Did I Know it Was Wrong
The pictures below
are of the author at
ages 4 through 7
years, respectively.
The abuse began
at age 6 years, but
despite that there
is still a look of
innocence about
her as a young
child. The abuse
was ongoing until
she left home after
graduating from
high school.
                        Did I know It Was Wrong?

                                                By Laurie Forbes

My son once asked me if I knew the sexual abuse that happened to me
was wrong. My answer was that I did and I did not.

I was six the first time it happened. I was nearly asleep when my father
came into my room that night. He came in and quietly uncovered me. I
was groggy with sleep and it startled me at first, but he murmured
reassuringly to me and I relaxed because I recognized my dad’s voice
even though I didn’t understand his words. What happened next had me
wide awake feeling confused. “Why would he want to do this to that part
of my body? That’s yucky! That’s where I go potty from!” I watched him
out of curiosity as I tried unsuccessfully to figure this out. “He would
never do anything to hurt me so this must be okay,” I silently told myself.
He finished, covered me back up and left the room as he cheerfully
whispered, “Good night.”

I laid there turning and twisting this over and around in my child’s mind.
What he did left me with more than just confusion. Even though I trusted
him, I had a bad feeling about it. However, I reasoned that my feelings
had to be wrong, not only wouldn’t my dad hurt me, but also because
mom and dad were who told me what was okay to do and what was
not– they knew everything.
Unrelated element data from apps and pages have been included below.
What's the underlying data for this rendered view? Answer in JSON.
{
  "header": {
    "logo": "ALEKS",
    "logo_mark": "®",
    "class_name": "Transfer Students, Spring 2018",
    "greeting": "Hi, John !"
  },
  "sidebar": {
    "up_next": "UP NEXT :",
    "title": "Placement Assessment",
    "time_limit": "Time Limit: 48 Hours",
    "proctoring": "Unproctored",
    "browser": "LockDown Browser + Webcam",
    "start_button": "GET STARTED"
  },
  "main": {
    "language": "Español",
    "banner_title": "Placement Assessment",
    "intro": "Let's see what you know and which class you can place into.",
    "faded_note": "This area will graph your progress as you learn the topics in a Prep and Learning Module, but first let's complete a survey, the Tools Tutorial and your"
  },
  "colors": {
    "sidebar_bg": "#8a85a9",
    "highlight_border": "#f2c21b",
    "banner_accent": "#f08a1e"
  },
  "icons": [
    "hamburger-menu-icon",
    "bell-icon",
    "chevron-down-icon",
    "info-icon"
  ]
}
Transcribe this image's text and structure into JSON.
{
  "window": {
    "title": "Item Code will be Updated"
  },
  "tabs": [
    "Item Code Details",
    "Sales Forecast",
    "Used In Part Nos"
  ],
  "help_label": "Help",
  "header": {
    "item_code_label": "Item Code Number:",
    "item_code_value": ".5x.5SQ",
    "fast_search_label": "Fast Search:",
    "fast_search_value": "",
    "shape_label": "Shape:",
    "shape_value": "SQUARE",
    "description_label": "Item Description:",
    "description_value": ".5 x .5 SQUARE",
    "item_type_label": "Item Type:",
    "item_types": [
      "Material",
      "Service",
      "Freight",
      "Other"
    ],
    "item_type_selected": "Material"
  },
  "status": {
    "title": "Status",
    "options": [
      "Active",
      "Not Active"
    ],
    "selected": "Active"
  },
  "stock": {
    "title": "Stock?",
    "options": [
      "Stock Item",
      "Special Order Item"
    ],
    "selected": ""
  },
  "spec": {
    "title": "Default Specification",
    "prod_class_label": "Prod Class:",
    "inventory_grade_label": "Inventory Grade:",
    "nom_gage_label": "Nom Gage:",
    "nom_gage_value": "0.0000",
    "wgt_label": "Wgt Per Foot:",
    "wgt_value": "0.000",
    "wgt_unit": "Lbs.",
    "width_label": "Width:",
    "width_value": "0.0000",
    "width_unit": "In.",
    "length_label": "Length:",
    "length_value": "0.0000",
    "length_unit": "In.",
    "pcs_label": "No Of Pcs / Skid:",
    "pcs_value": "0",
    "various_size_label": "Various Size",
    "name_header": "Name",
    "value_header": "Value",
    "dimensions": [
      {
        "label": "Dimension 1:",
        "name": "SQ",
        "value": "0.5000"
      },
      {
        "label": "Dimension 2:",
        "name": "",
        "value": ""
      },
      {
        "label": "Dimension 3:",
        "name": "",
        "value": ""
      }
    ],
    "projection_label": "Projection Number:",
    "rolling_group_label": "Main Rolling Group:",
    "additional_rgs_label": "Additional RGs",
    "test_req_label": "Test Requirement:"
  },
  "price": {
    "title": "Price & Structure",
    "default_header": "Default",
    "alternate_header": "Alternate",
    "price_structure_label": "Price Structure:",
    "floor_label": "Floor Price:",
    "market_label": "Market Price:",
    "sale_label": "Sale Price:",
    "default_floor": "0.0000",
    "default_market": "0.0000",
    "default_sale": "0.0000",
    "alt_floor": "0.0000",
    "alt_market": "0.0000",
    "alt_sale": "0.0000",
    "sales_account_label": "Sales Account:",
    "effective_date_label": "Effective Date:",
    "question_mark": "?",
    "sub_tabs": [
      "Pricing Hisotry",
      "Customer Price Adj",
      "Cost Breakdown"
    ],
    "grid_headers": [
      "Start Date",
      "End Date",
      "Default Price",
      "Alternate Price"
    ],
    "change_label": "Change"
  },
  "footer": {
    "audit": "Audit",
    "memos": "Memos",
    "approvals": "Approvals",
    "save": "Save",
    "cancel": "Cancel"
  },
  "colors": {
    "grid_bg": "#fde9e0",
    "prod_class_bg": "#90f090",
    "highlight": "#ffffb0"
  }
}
So I decided that what he was doing must
be okay.

I even accepted, without question, his warning to not tell my mother
what he was doing just because he said she would be mad. I knew if
mom was mad it was time to hide. I feared her when she was angry and
I knew I would be spanked. It never occurred to me to wonder why I
shouldn’t tell her if this was not something that was bad.

As a six-year-old, I did not have the knowledge or experience to know
that these bad feelings I was having were my instincts trying to warn me
that this was wrong. I assumed that I had to be wrong because I felt that
my father knew more than I did, I knew he would not hurt me, and
anything he did had to be okay. At six years of age, because of how
much I trusted my dad, I was taught that I could not trust my own
feelings or instincts. This was a lesson that stayed with me until I was in
my late thirties, when I was taught about trust by a therapist.

At six years old it never occurred to me that my mother would be furious
with my dad for what he was doing. I assumed she would be mad at me.
I did not learn any different until I was ten or eleven years old, when she
had a private talk with me about my body’s functions. She told me then
that if she ever caught any man touching me “that way” she would kill
him.

At that point I knew what my dad was doing was wrong, but I could not
tell my mother it was happening because I believed she would kill my
dad and would go to jail. I would be left without any parents. Without
knowing it, my mother slammed and locked the door on my revealing
what was happening to me and on any chance I had to have help in
getting it stopped. I was on my own because at that point I went from
protecting my dad to protecting my mother. If I went to anyone else for
help and Mom found out what had happened, she would kill my dad; so
I had to keep silent and find a way to protect myself.

Very young children have no idea what sex is. They barely know the
differences between boys and girls. They understand that that part of
the body has functions associated with the toilet. They do not
understand that that part of the body is a pleasure center. When adults
take advantage of young children to fulfill their sexual desires, they are
exploiting the natural trust of innocent children and destroying the
natural development of self-trust every child is supposed to learn.

Did I know it was wrong? Only with the hindsight of an emotionally
mature adult could I see the signs in my childhood that warned me my
dad’s actions were not right.